* [App and web page records]:
________

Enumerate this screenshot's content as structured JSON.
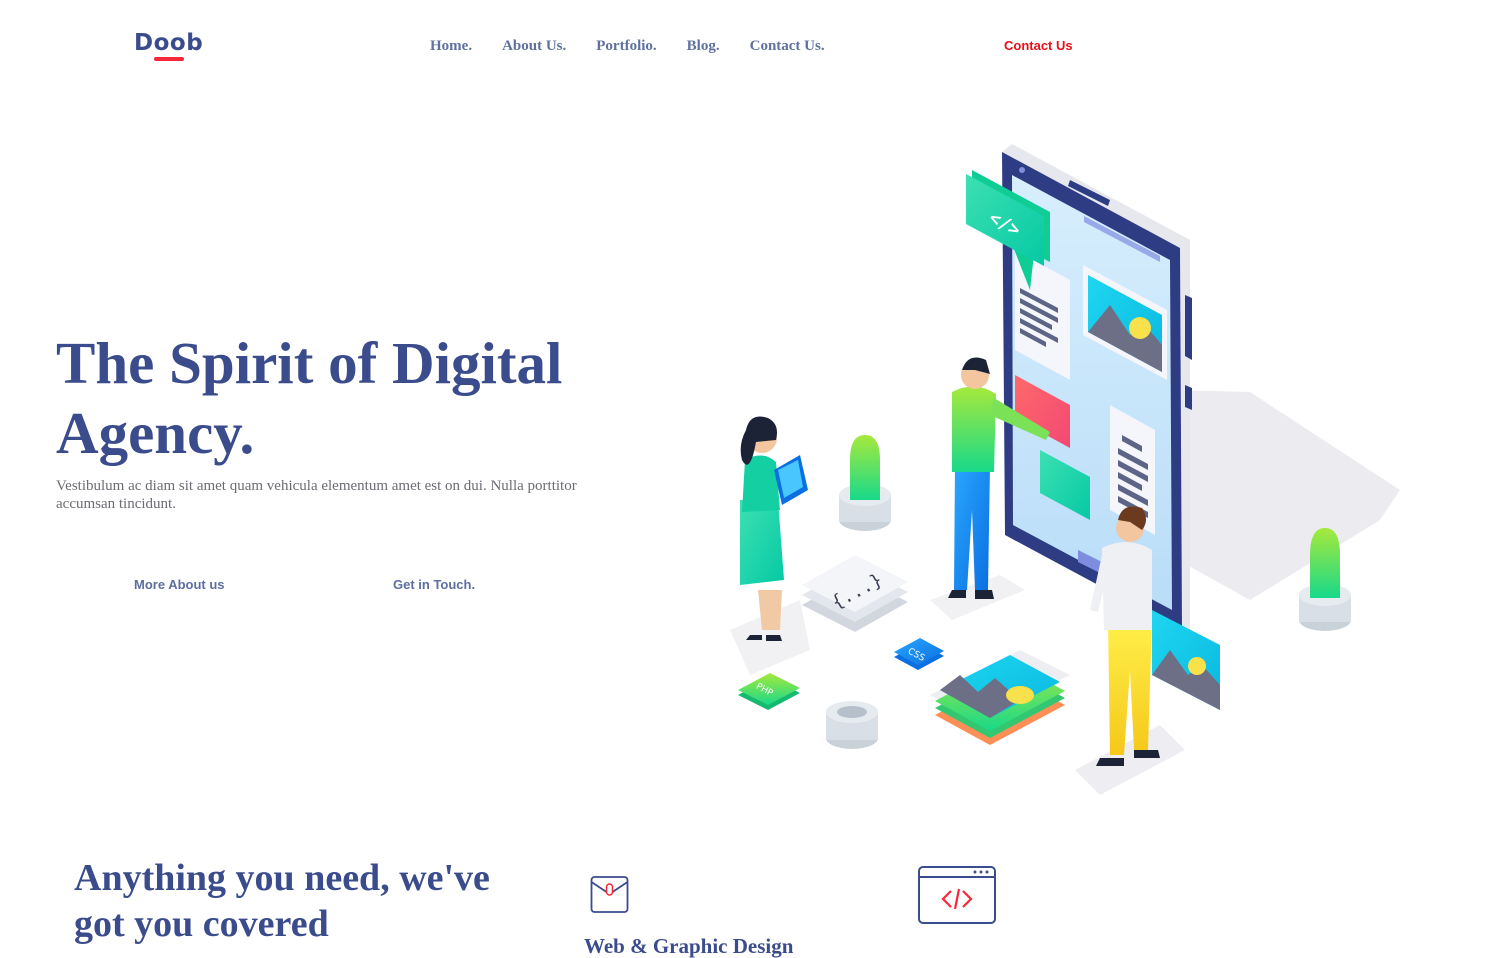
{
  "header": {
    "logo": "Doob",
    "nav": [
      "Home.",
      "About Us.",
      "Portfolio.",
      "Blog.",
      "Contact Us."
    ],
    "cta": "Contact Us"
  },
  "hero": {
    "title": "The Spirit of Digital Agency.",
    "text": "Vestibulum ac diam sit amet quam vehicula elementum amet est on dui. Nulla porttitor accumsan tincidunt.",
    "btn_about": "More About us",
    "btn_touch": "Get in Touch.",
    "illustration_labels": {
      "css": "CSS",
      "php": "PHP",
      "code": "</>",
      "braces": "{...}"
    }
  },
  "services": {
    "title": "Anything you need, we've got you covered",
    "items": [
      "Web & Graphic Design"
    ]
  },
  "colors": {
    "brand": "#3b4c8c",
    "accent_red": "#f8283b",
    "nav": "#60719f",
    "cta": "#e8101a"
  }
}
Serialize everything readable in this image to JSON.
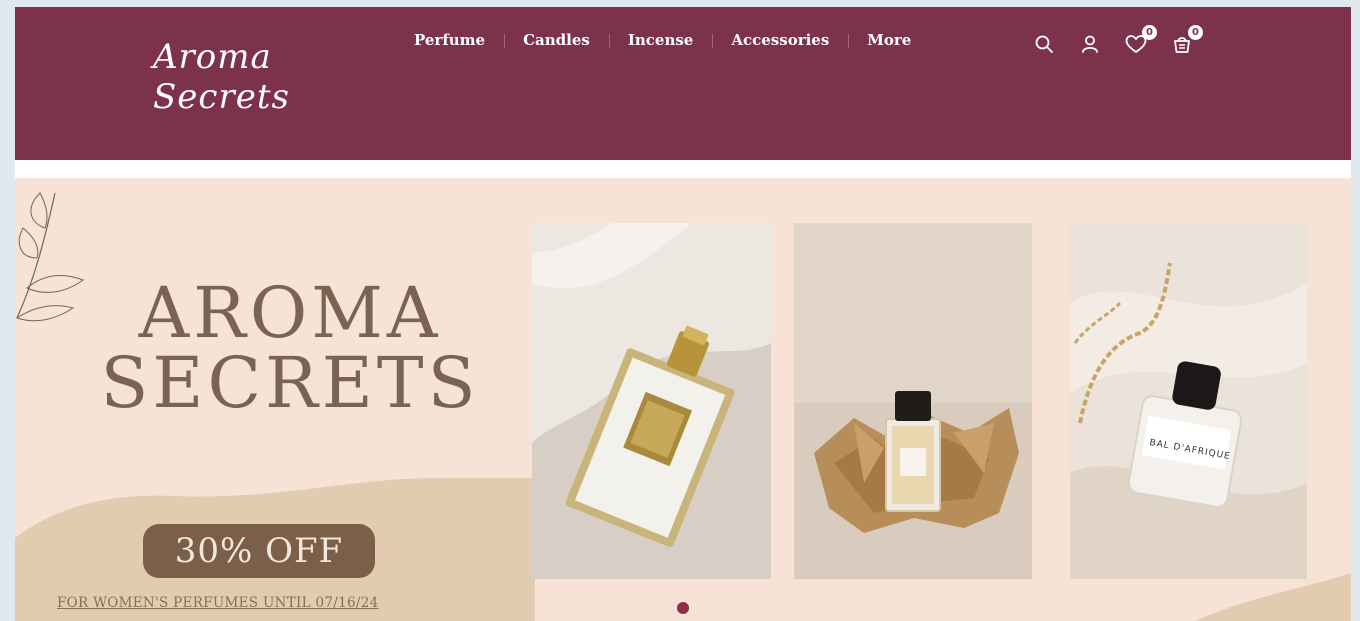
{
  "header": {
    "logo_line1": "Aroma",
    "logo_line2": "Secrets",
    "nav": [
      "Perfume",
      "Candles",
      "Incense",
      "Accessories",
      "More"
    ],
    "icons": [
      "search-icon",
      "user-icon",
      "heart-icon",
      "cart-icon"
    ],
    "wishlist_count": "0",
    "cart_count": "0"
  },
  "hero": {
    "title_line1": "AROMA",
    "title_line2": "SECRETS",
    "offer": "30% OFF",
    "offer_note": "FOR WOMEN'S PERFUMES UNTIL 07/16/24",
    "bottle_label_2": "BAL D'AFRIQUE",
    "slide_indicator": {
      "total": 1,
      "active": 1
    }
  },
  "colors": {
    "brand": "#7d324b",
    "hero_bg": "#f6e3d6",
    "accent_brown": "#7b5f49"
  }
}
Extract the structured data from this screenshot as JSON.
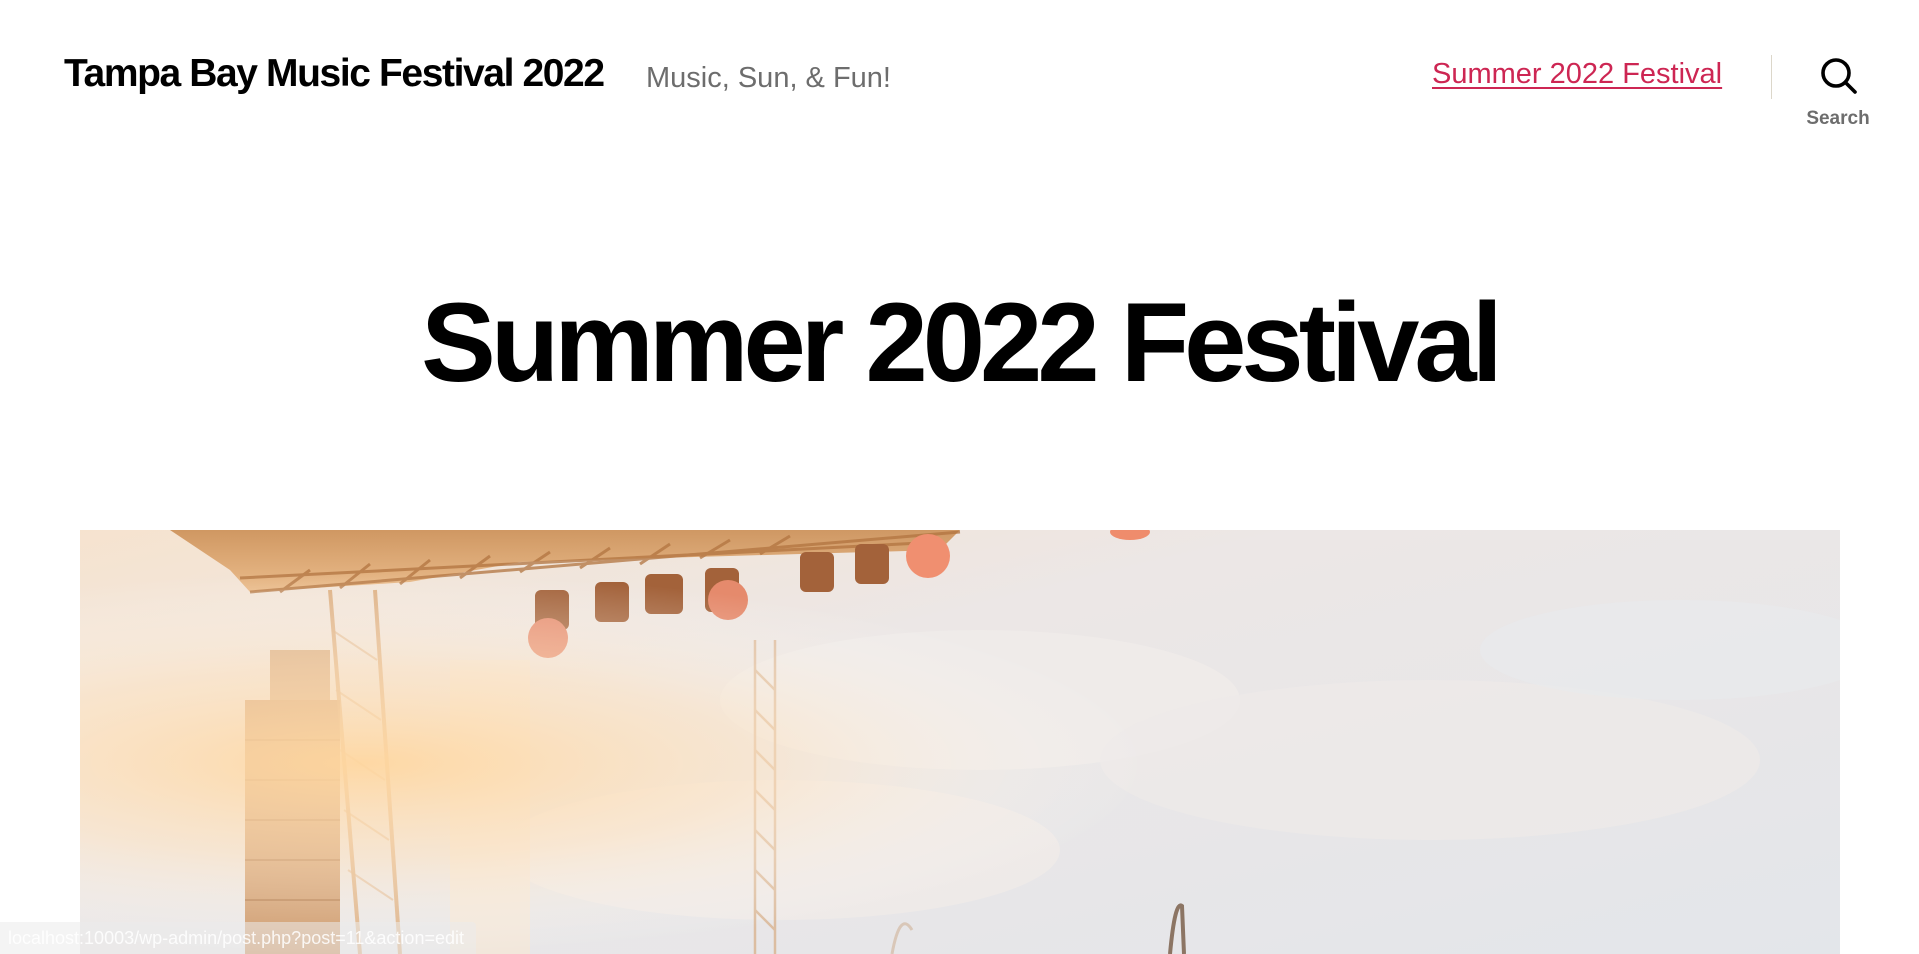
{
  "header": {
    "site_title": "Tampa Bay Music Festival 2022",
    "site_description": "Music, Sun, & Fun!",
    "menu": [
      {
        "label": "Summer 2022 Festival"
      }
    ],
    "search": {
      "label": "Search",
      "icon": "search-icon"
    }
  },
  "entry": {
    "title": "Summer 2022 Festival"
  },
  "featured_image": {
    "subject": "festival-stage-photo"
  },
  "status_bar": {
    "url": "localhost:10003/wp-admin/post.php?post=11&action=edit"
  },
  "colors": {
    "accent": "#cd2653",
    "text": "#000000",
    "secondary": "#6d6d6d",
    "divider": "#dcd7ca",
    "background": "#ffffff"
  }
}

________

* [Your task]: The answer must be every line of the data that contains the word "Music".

* [Worked solution]:
    "site_title": "Tampa Bay Music Festival 2022",
    "site_description": "Music, Sun, & Fun!",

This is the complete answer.